The War Between the States pitted brother against brother, and nowhere was this division more apparent than in the border state of Kentucky – where family lines were often the battle lines. “Civil War: My Brother, My Enemy,” examines how Kentucky’s distinctive physical and political positioning led to deep and lasting divisions among families and friends.
It opens Saturday, June 2, at the Thomas D. Clark Center for Kentucky History in downtown Frankfort and runs through Saturday, Dec. 8.
"The exhibition delves into the divisions in Kentucky before, during and after the war. Instead of battles and generals, “My Brother, My Enemy” looks at the conflicts between family and what the war meant to them. More than any other state, Kentucky embodied the conflicts over slavery that tore the nation apart. The exhibition covers Kentucky’s geographic and political importance during all phases of the conflict – from Henry Clay’s efforts to prevent a war over slavery, to post war racial politics," says KHS Director of Museums and Exhibition Trevor Jones.
“My Brother, My Enemy” is an original exhibit by the Frazier History Museum in Louisville. Artifacts include a casket wagon once used by Cave Hill Cemetery to reinter soldiers, an exceptionally rare enlisted soldier’s uniform, slave documents and plantation horns, as well as a number of dresses, flags, surgical tools, horse tack, letters, photos and other personal objects.

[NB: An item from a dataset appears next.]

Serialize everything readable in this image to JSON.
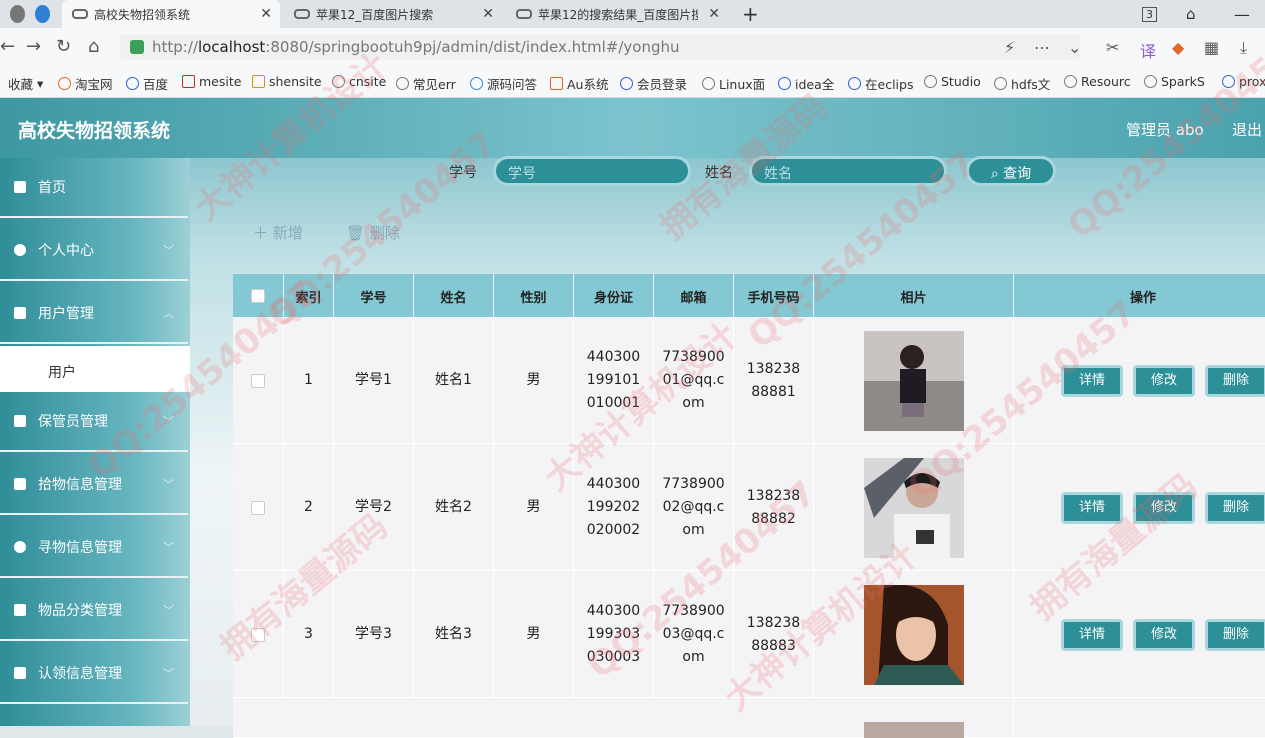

"The exhibit includes items from famous people like Mary Todd Lincoln, whose own family was strongly divided by the war," Jones continues. (Her gloves, broach and an infant garment she made for her son Robert are all included). "However, artifacts belonging to ordinary Kentuckians make up the bulk of the exhibition. A great story is that of Major John L. Davidson from Todd County whose uniform is on display. Brothers John and Frank Davidson both joined the army – John joined the Union, Frank the Confederacy. Frank was captured in 1864 and survived the war but because of his Confederate service he was never again mentioned in family letters. John was killed shortly after enlisting and his slave returned both his body and his uniform to his family. John had fathered twin sons by an African American woman, but the family never mentioned them either. The Davidson story captures the divisions in Kentucky, the carnage of the war and the complex racial issues that its people wrestled with – John Davidson and most of his family supported the Union, but his family owned slaves. John’s only children had an African American mother, but they were never acknowledged by the family."
The exhibit was designed with students in mind and incorporate a number of interactive features, including elements created to work with smartphones, touch-screen stations that allow visitors to engage with the exhibit via custom apps and other hands-on activities.
“My Brother, My Enemy” is made possible by a federal grant from the Institute of Museum and Library Services. It is also sponsored by Brown-Forman, Forcht Bank, WKYT-TV, WLAP-AM and The State Journal.